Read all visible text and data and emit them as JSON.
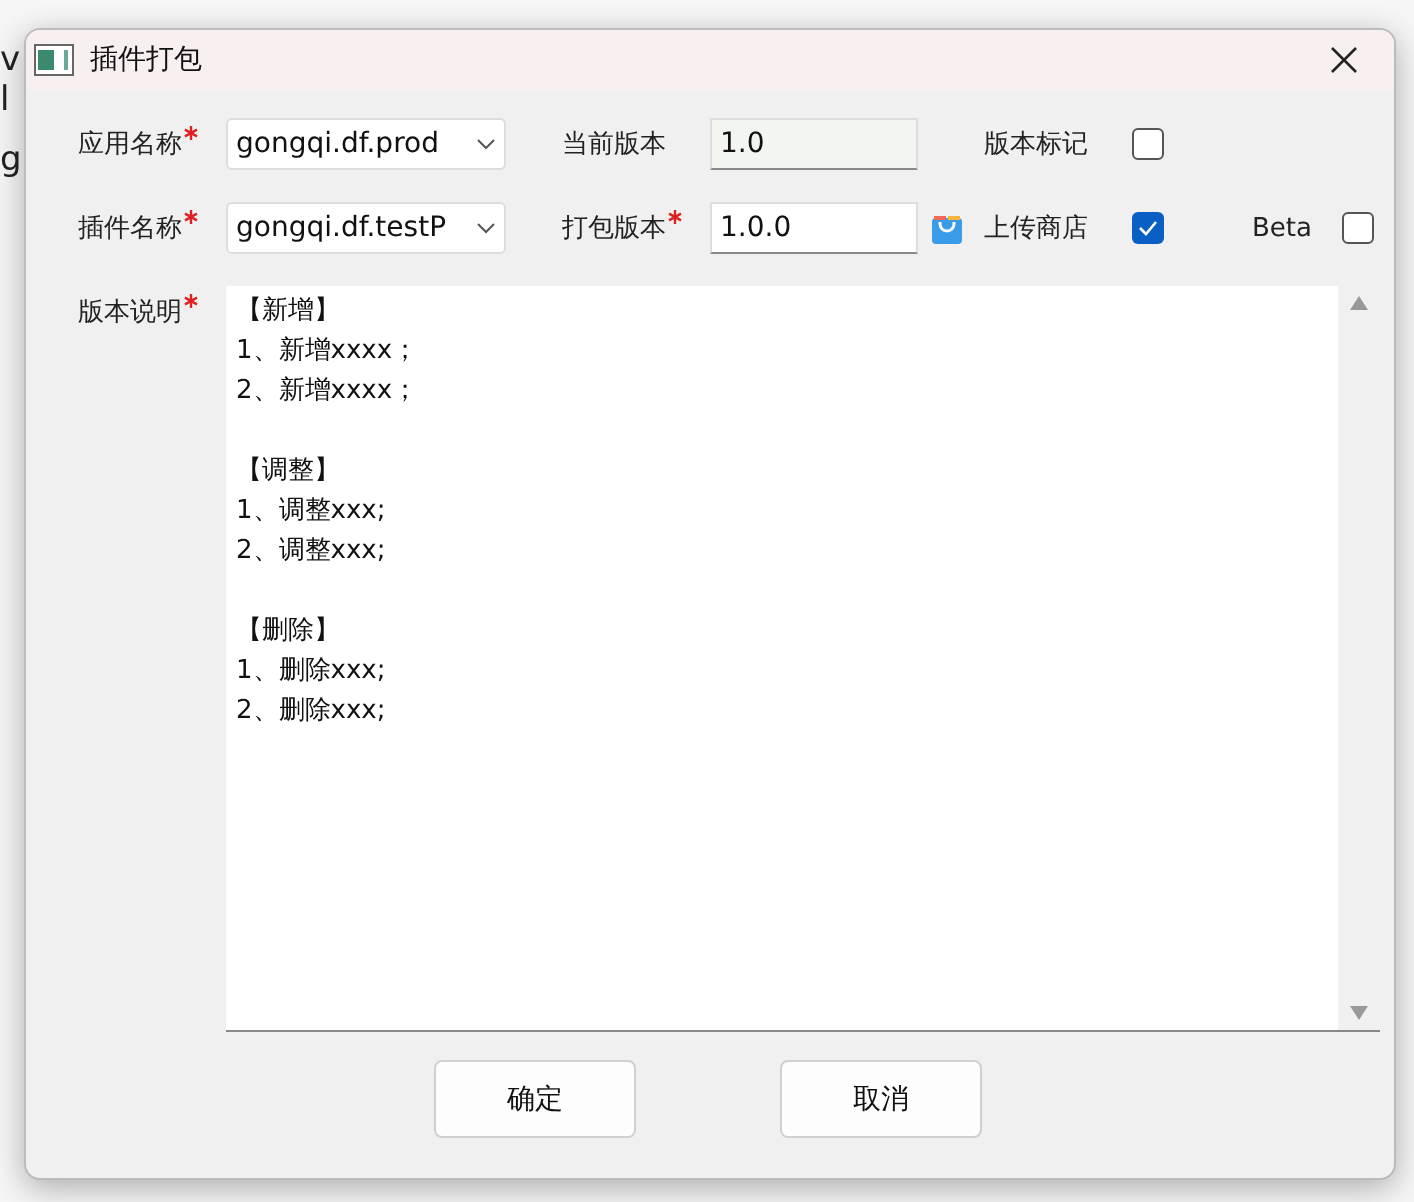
{
  "background": {
    "left_fragments": [
      "v",
      "l",
      "g"
    ]
  },
  "window": {
    "title": "插件打包"
  },
  "fields": [
    {
      "kind": "combo",
      "label": "应用名称",
      "required": true,
      "value": "gongqi.df.prod"
    },
    {
      "kind": "readonly",
      "label": "当前版本",
      "required": false,
      "value": "1.0"
    },
    {
      "kind": "checkbox",
      "label": "版本标记",
      "checked": false
    },
    {
      "kind": "combo",
      "label": "插件名称",
      "required": true,
      "value": "gongqi.df.testP"
    },
    {
      "kind": "input",
      "label": "打包版本",
      "required": true,
      "value": "1.0.0"
    },
    {
      "kind": "checkbox",
      "label": "上传商店",
      "checked": true
    },
    {
      "kind": "checkbox",
      "label": "Beta",
      "checked": false
    }
  ],
  "notes": {
    "label": "版本说明",
    "required": true,
    "sections": [
      {
        "lines": [
          "【新增】",
          "1、新增xxxx；",
          "2、新增xxxx；"
        ]
      },
      {
        "lines": [
          "【调整】",
          "1、调整xxx;",
          "2、调整xxx;"
        ]
      },
      {
        "lines": [
          "【删除】",
          "1、删除xxx;",
          "2、删除xxx;"
        ]
      }
    ]
  },
  "buttons": [
    "确定",
    "取消"
  ]
}
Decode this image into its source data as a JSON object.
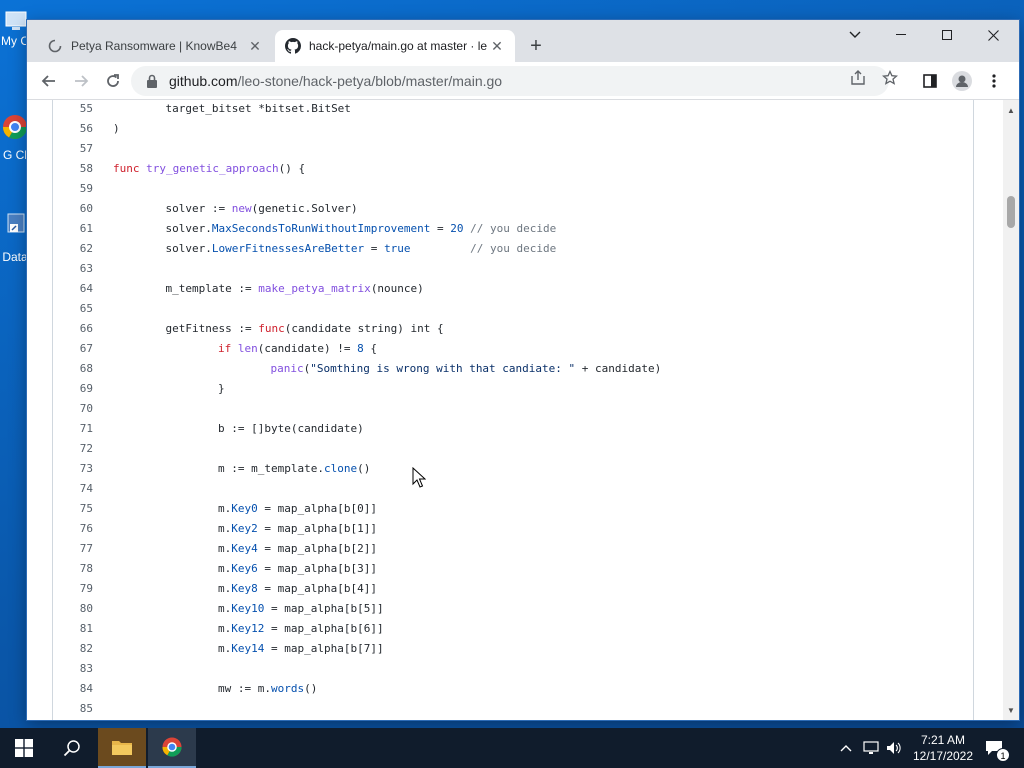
{
  "desktop": {
    "icons": [
      {
        "label": "My C"
      },
      {
        "label": "G Cl"
      },
      {
        "label": "Data"
      }
    ]
  },
  "browser": {
    "tabs": [
      {
        "title": "Petya Ransomware | KnowBe4",
        "active": false,
        "icon": "knowbe4-spinner-icon"
      },
      {
        "title": "hack-petya/main.go at master · le",
        "active": true,
        "icon": "github-icon"
      }
    ],
    "url_host": "github.com",
    "url_path": "/leo-stone/hack-petya/blob/master/main.go"
  },
  "code": {
    "lines": [
      {
        "n": "55",
        "indent": 1,
        "parts": [
          {
            "t": "target_bitset *bitset.BitSet"
          }
        ]
      },
      {
        "n": "56",
        "indent": 0,
        "parts": [
          {
            "t": ")"
          }
        ]
      },
      {
        "n": "57",
        "indent": 0,
        "parts": []
      },
      {
        "n": "58",
        "indent": 0,
        "parts": [
          {
            "t": "func",
            "c": "kw"
          },
          {
            "t": " "
          },
          {
            "t": "try_genetic_approach",
            "c": "fn"
          },
          {
            "t": "() {"
          }
        ]
      },
      {
        "n": "59",
        "indent": 0,
        "parts": []
      },
      {
        "n": "60",
        "indent": 1,
        "parts": [
          {
            "t": "solver := "
          },
          {
            "t": "new",
            "c": "fn"
          },
          {
            "t": "(genetic.Solver)"
          }
        ]
      },
      {
        "n": "61",
        "indent": 1,
        "parts": [
          {
            "t": "solver."
          },
          {
            "t": "MaxSecondsToRunWithoutImprovement",
            "c": "prop"
          },
          {
            "t": " = "
          },
          {
            "t": "20",
            "c": "num"
          },
          {
            "t": " "
          },
          {
            "t": "// you decide",
            "c": "cm"
          }
        ]
      },
      {
        "n": "62",
        "indent": 1,
        "parts": [
          {
            "t": "solver."
          },
          {
            "t": "LowerFitnessesAreBetter",
            "c": "prop"
          },
          {
            "t": " = "
          },
          {
            "t": "true",
            "c": "num"
          },
          {
            "t": "         "
          },
          {
            "t": "// you decide",
            "c": "cm"
          }
        ]
      },
      {
        "n": "63",
        "indent": 0,
        "parts": []
      },
      {
        "n": "64",
        "indent": 1,
        "parts": [
          {
            "t": "m_template := "
          },
          {
            "t": "make_petya_matrix",
            "c": "fn"
          },
          {
            "t": "(nounce)"
          }
        ]
      },
      {
        "n": "65",
        "indent": 0,
        "parts": []
      },
      {
        "n": "66",
        "indent": 1,
        "parts": [
          {
            "t": "getFitness := "
          },
          {
            "t": "func",
            "c": "kw"
          },
          {
            "t": "(candidate string) int {"
          }
        ]
      },
      {
        "n": "67",
        "indent": 2,
        "parts": [
          {
            "t": "if",
            "c": "kw"
          },
          {
            "t": " "
          },
          {
            "t": "len",
            "c": "fn"
          },
          {
            "t": "(candidate) != "
          },
          {
            "t": "8",
            "c": "num"
          },
          {
            "t": " {"
          }
        ]
      },
      {
        "n": "68",
        "indent": 3,
        "parts": [
          {
            "t": "panic",
            "c": "fn"
          },
          {
            "t": "("
          },
          {
            "t": "\"Somthing is wrong with that candiate: \"",
            "c": "str"
          },
          {
            "t": " + candidate)"
          }
        ]
      },
      {
        "n": "69",
        "indent": 2,
        "parts": [
          {
            "t": "}"
          }
        ]
      },
      {
        "n": "70",
        "indent": 0,
        "parts": []
      },
      {
        "n": "71",
        "indent": 2,
        "parts": [
          {
            "t": "b := []byte(candidate)"
          }
        ]
      },
      {
        "n": "72",
        "indent": 0,
        "parts": []
      },
      {
        "n": "73",
        "indent": 2,
        "parts": [
          {
            "t": "m := m_template."
          },
          {
            "t": "clone",
            "c": "prop"
          },
          {
            "t": "()"
          }
        ]
      },
      {
        "n": "74",
        "indent": 0,
        "parts": []
      },
      {
        "n": "75",
        "indent": 2,
        "parts": [
          {
            "t": "m."
          },
          {
            "t": "Key0",
            "c": "prop"
          },
          {
            "t": " = map_alpha[b[0]]"
          }
        ]
      },
      {
        "n": "76",
        "indent": 2,
        "parts": [
          {
            "t": "m."
          },
          {
            "t": "Key2",
            "c": "prop"
          },
          {
            "t": " = map_alpha[b[1]]"
          }
        ]
      },
      {
        "n": "77",
        "indent": 2,
        "parts": [
          {
            "t": "m."
          },
          {
            "t": "Key4",
            "c": "prop"
          },
          {
            "t": " = map_alpha[b[2]]"
          }
        ]
      },
      {
        "n": "78",
        "indent": 2,
        "parts": [
          {
            "t": "m."
          },
          {
            "t": "Key6",
            "c": "prop"
          },
          {
            "t": " = map_alpha[b[3]]"
          }
        ]
      },
      {
        "n": "79",
        "indent": 2,
        "parts": [
          {
            "t": "m."
          },
          {
            "t": "Key8",
            "c": "prop"
          },
          {
            "t": " = map_alpha[b[4]]"
          }
        ]
      },
      {
        "n": "80",
        "indent": 2,
        "parts": [
          {
            "t": "m."
          },
          {
            "t": "Key10",
            "c": "prop"
          },
          {
            "t": " = map_alpha[b[5]]"
          }
        ]
      },
      {
        "n": "81",
        "indent": 2,
        "parts": [
          {
            "t": "m."
          },
          {
            "t": "Key12",
            "c": "prop"
          },
          {
            "t": " = map_alpha[b[6]]"
          }
        ]
      },
      {
        "n": "82",
        "indent": 2,
        "parts": [
          {
            "t": "m."
          },
          {
            "t": "Key14",
            "c": "prop"
          },
          {
            "t": " = map_alpha[b[7]]"
          }
        ]
      },
      {
        "n": "83",
        "indent": 0,
        "parts": []
      },
      {
        "n": "84",
        "indent": 2,
        "parts": [
          {
            "t": "mw := m."
          },
          {
            "t": "words",
            "c": "prop"
          },
          {
            "t": "()"
          }
        ]
      },
      {
        "n": "85",
        "indent": 0,
        "parts": []
      }
    ]
  },
  "taskbar": {
    "time": "7:21 AM",
    "date": "12/17/2022",
    "notification_count": "1"
  },
  "colors": {
    "keyword": "#cf222e",
    "function": "#8250df",
    "property": "#0550ae",
    "string": "#0a3069",
    "comment": "#6e7781",
    "taskbar": "#101c2c",
    "desktop": "#0a56a8"
  }
}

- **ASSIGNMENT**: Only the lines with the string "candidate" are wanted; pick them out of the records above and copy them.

- **RESULT**:
            "t": "(candidate string) int {"
            "t": "(candidate) != "
            "t": " + candidate)"
            "t": "b := []byte(candidate)"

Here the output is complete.